Thurman joined the Fifth Marine division, 27th Regiment, and was a private first class with the Marine Corps when he landed with the first waves on Feb. 19 at Iwo Jima. He left the Marine Corps as a sergeant.
He and his squad disembarked from a ship offshore in rolling amtracs, or amphibious tractors, that could float in water and drive on land.
“We had no idea what we were going to walk into,” Thurman said. The amtracs — full of 15-20 men apiece — slid around a battleship toward shore “when all hell broke loose,” Thurman said.
“We were about 300 yards from the shore. The idea was to go around the ship, meet at the front and turn and head in. It was unbelievable what took place,” Thurman said.
Japanese from land, who had a good vantage point from shore and the top of Mount Suribachi, started firing cannons and other weaponry at the men.
“The Amtrac to my left was hit, the Amtrac to my right was hit,” Thurman said. “The Amtrac to my right was blown completely out of the water. … The Amtrac went down so fast it left a whirlpool in the water.”

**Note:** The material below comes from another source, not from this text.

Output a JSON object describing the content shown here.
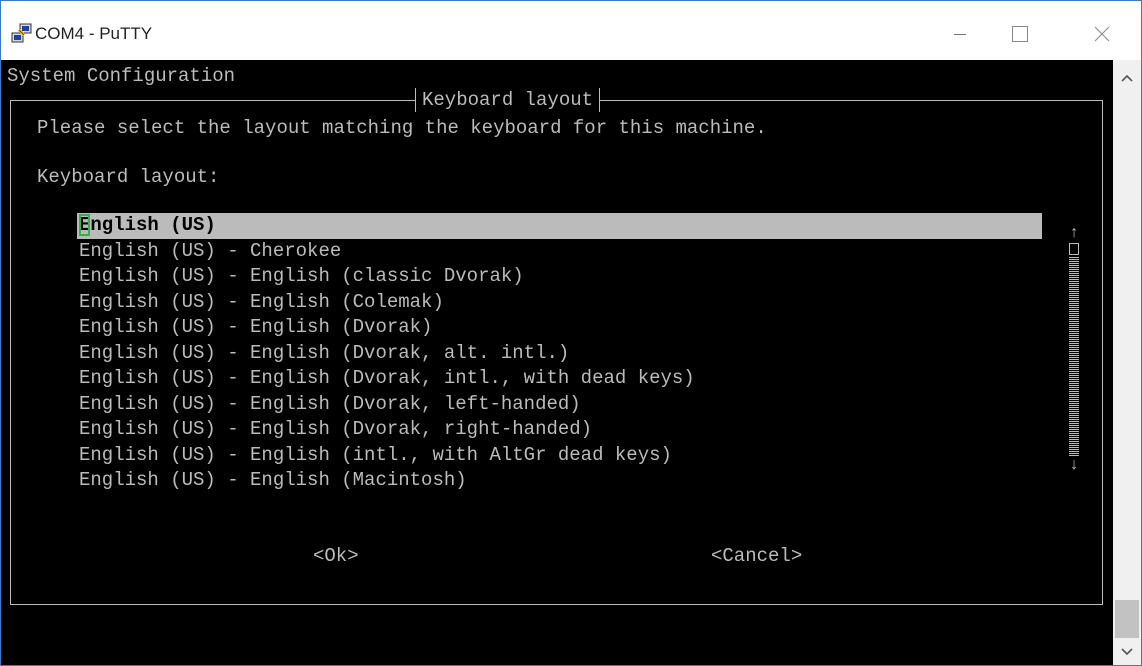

The section of beach they were taking was Red Beach One, which he said was ironic since the water was already red with blood.
“All this happened before we could get onto the beach,” Thurman said. He didn’t realize he himself was bleeding from a scrape until his cheek started sticking to the barrel.
When his Amtrac reached the shore, the men started running for cover. Thurman remembers getting hit in the hip, which knocked him off his feet. The bullet had gone through his canteen, which he believes slowed the bullet down, and didn’t penetrate his skin, although he had a black and blue hip for several days.
“We had to take Iwo Jima because our B-29s that were flying from Saipan to Japan had to go up in elevation over Iwo, then they would drop low to Japan,” Thurman said. “Consequently, they burned a lot of fuel. Between Japan and Iwo, there were many B-29s that crashed in the water.”
The battle lasted until March 26, when the United States successfully took over Iwo Jima.
Thurman was a good friend of Ira Hayes, who later became well-known as one of the men photographed in the iconic photo by Joe Rosenthal, “Raising the flag on Iwo Jima.”
Thurman did his duty by scouting out broken-down Japanese airplanes for snipers and invading their bunkers to roust out the enemy.
After the war, Thurman got married in 1951 and had four children. They settled in Boulder, where he was an architect and helped build many buildings in the area, including the retirement facility where he would eventually live.
We honor you, Jack Thurman.

(Excerpt taken from: Report-Herald Neighbors)